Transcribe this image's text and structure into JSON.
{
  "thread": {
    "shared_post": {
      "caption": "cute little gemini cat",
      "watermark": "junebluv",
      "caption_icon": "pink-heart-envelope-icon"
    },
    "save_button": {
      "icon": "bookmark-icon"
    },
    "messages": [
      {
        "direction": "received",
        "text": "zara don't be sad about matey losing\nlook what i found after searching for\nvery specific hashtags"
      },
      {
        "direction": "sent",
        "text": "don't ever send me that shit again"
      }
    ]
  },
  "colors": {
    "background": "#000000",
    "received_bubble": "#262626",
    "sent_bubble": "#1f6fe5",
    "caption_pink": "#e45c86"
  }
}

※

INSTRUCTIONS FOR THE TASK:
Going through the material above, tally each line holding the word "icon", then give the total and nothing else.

EXERCISE OUTPUT:
2